> [Assigned task] In the entries that follow, find the word "Settings" and report each line it is on.

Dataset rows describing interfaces
=== Begin Enclosure ===
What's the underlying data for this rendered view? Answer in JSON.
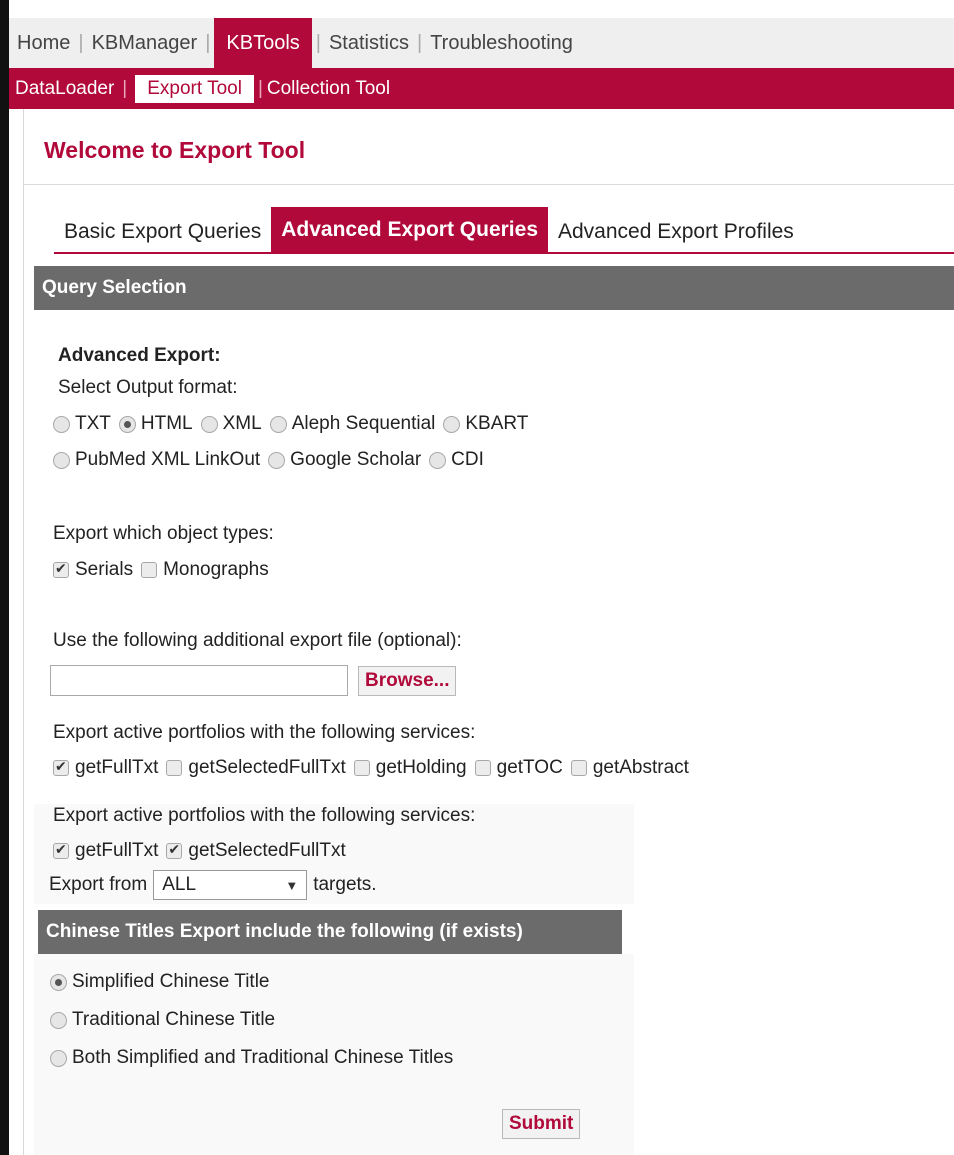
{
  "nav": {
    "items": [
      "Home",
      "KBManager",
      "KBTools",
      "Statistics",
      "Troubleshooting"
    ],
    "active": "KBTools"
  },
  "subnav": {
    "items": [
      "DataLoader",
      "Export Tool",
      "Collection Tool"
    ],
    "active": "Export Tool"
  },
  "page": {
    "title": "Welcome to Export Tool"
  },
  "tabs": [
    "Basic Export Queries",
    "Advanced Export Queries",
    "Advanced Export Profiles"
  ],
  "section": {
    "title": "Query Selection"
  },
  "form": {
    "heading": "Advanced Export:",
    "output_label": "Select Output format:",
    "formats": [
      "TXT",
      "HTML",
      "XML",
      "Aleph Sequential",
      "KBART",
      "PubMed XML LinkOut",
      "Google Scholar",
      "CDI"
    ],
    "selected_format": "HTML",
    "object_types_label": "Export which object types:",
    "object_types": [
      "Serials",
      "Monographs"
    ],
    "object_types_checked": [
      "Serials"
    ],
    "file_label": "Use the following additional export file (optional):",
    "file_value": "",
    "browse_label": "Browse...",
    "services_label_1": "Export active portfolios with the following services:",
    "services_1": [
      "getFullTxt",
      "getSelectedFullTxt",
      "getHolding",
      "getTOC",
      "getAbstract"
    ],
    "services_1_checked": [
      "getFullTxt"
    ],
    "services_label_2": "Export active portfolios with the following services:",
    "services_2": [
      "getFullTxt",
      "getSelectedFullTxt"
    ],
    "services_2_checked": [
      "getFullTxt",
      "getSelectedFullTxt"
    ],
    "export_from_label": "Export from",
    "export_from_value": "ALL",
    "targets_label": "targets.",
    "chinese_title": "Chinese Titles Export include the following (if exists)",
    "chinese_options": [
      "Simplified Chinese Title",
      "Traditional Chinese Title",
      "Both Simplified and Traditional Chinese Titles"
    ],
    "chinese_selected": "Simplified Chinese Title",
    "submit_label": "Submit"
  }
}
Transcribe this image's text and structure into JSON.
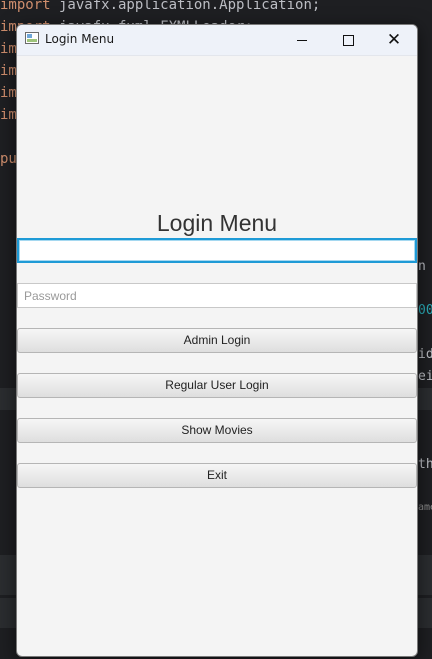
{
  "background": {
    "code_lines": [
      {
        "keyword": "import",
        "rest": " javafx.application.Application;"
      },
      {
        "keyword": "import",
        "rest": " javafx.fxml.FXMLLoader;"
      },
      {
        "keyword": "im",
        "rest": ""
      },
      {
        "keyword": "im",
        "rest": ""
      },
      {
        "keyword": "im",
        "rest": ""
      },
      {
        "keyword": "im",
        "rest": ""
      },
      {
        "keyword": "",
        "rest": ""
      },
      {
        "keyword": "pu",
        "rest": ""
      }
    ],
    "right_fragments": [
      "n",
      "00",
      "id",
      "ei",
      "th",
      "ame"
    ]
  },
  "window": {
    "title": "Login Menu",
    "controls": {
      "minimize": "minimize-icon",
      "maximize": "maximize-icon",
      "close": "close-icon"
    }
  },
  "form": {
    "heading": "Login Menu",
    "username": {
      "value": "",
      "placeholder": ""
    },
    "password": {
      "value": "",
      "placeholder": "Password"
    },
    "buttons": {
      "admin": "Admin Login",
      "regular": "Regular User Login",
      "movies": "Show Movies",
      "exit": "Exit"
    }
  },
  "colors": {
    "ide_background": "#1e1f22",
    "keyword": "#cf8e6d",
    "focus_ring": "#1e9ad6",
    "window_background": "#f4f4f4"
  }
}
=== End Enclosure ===
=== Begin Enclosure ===
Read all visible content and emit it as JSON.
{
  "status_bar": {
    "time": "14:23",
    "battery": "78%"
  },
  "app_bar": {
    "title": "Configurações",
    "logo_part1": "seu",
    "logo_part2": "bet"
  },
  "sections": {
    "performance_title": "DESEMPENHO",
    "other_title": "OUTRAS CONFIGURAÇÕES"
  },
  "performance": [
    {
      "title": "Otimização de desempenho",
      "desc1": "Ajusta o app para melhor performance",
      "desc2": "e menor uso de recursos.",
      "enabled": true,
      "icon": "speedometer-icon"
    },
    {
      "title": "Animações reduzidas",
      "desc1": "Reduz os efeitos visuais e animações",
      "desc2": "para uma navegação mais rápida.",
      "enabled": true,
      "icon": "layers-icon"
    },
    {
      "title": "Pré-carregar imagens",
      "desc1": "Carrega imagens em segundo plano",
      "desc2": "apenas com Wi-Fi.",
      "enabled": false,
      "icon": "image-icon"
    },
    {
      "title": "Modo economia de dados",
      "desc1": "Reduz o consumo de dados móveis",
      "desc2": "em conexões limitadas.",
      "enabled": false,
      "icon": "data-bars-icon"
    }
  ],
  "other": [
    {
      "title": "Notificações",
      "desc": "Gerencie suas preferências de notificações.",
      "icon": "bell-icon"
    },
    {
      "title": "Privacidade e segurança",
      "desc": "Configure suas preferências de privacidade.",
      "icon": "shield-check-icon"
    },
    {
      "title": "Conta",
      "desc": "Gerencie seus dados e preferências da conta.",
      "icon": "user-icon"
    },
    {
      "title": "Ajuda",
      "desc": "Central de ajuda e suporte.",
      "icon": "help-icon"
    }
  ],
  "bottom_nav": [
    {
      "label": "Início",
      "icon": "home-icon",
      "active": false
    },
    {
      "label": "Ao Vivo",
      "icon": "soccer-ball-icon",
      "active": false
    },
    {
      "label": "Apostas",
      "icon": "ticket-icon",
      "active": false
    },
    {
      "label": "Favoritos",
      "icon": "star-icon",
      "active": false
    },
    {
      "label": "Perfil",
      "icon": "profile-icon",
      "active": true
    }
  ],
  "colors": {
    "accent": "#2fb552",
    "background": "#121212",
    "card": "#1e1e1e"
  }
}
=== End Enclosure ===
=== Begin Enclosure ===
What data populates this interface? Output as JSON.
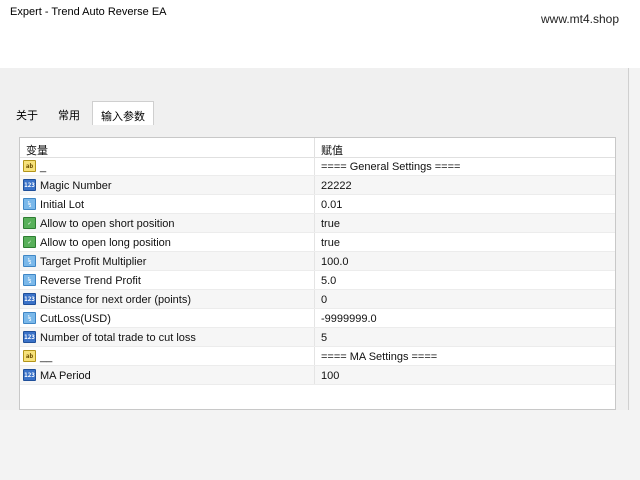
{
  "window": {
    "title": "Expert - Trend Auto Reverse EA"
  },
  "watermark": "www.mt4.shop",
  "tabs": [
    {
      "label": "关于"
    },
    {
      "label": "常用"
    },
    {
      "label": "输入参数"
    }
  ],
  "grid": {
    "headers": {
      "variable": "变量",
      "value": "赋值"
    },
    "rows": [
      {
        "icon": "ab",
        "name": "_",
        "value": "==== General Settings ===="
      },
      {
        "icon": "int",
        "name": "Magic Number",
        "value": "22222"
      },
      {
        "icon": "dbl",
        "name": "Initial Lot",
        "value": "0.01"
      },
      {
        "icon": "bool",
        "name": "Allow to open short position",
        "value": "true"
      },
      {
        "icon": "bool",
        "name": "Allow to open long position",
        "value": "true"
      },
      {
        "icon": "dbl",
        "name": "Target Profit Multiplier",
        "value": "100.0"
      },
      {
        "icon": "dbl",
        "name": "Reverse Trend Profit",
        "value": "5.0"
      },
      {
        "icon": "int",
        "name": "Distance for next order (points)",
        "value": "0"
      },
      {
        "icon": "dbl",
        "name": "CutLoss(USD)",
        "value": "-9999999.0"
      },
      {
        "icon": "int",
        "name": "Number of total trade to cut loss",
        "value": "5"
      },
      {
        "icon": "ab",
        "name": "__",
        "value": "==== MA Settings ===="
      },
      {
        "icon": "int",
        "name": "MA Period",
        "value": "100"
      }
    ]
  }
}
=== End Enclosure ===
> [Solution to this problem]
        "value": "==== General Settings ===="
        "value": "==== MA Settings ===="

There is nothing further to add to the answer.